SP: I’m from Santa Fe, the capital. It’s funny — I was explaining to someone the other day about how most of Santa Fe architecture is adobe, so all of our houses and buildings are made of mud, basically. It’s like dirt, clay and straw, and architecturally it looks starkly different from Williamstown. But it was a great place to grow up… It’s a very artsy, kind of groovy town. We have a lot of random traditions that are really fun. Like, have you heard of Zozobra?
IL: No! What’s that?
SP: It’s this 50-foot marionette that is built every year during fiestas, during the fall. All of Santa Fe can put in grievances from the past year or things that they want to do differently or things that they just want to forget about the past year. And then you put it into this massive marionette and then it burns and it wails and makes this super loud noise that you can hear all across town. The entire town goes there — I think last year we had like 55,000 people. That’s just a random Santa Fe thing.
Then, during Christmas, we have the Canyon Road Walk. It’s lit by farolitos, which are these very Santa-Fe-esque lights in a paper bag with sand in them… Even though you’re in a small city and you feel like you know everyone, there are these events that make you feel a lot more connected to the rest of the world, and a bunch of other people come to Santa Fe from around the world. I definitely miss it a lot when I’m here. But I also like being here. It’s cool to have close communities that are similar but really different in ways.
IL: I’m still stuck on the musical tie: Did you ever wear it again?
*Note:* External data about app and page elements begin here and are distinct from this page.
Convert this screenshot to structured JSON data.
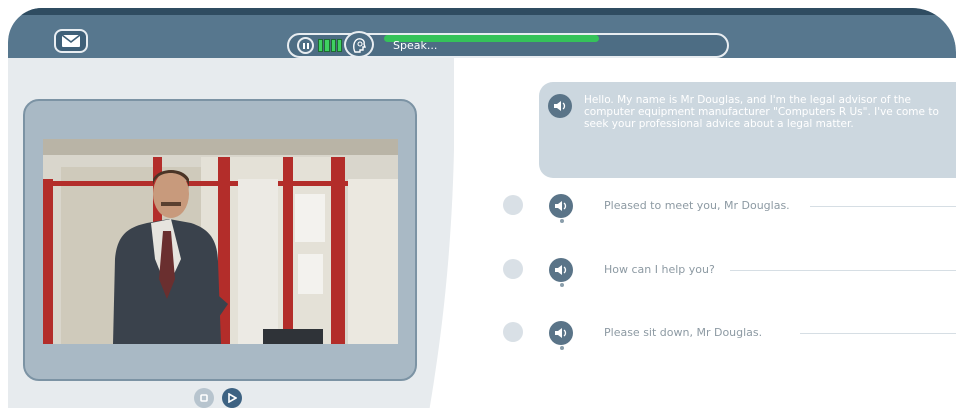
{
  "topbar": {
    "mail_icon": "mail-icon",
    "speak_label": "Speak...",
    "progress_fraction": 0.57
  },
  "icons": {
    "pause": "pause-icon",
    "level": "audio-level-icon",
    "head": "speaking-head-icon",
    "speaker": "speaker-icon",
    "stop": "stop-icon",
    "play": "play-icon"
  },
  "dialogue": {
    "message": "Hello. My name is Mr Douglas, and I'm the legal advisor of the computer equipment manufacturer \"Computers R Us\". I've come to seek your professional advice about a legal matter.",
    "options": [
      {
        "label": "Pleased to meet you, Mr Douglas."
      },
      {
        "label": "How can I help you?"
      },
      {
        "label": "Please sit down, Mr Douglas."
      }
    ]
  },
  "colors": {
    "topbar": "#57778e",
    "accent_green": "#35c25a",
    "bubble": "#ccd7df",
    "video_frame": "#a9b9c5"
  }
}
SP: I did not. But my junior year, I had another bizarre accessory. Because I had scoliosis, my doctor and my parents gave me an ultimatum. They said, “You have to get a rolling backpack.” And I was petrified, because I thought there was a stigma against people who carry rolling backpacks and that they weren’t thought of as cool. Even though that’s a whole other conversation — they are cool. Just saying. And also, they’re going to be so much better off down the line than everyone who’s carrying around these bricks. [Gestures to her non-rolling backpack.]
Anyway, I figured, if I had to get a rolling backpack — if I’m going down, I might as well go all out. So, I got a panda bear rolling backpack from PB Teen, and I monogrammed it, “Back off.” I was so scared the first day. I was just mortified to walk into school. But then the backpack became a force around campus. People knew it. A group of people in my history class named it “Squeege.” I was like, “I don’t know what that means, but OK.”
I actually wrote my first draft of my college essay about Squeege and about the lessons that I learned from him. I didn’t ultimately do that one, because my college counselor thought it was a little — what was the word she used? Juvenile.
So, I didn’t do that one, but I worked really hard on it. It was about all the lessons that you can unpack from Squeege. About conformity and going against the tide and whatnot.
But anyway, Squeege was legendary. Squeege, sadly, broke the last day of classes. It was so poetic. Squeege definitely helped me get through junior and senior years with a sense of humor and not taking myself too seriously.
IL: I wish you’d brought Squeege to college!
SP: I wish I had, too. You know, I asked my friends, “Is it worthwhile to fix Squeege, to take him into some sort of place where they can fix the wheels and fix the handle?” And they were like, “Not worth it. Don’t bring Squeege. Don’t do it, Sydney. Start fresh.” But I don’t know. I might show up to campus next year, rolling in with Squeege. Watch out. “Back off.”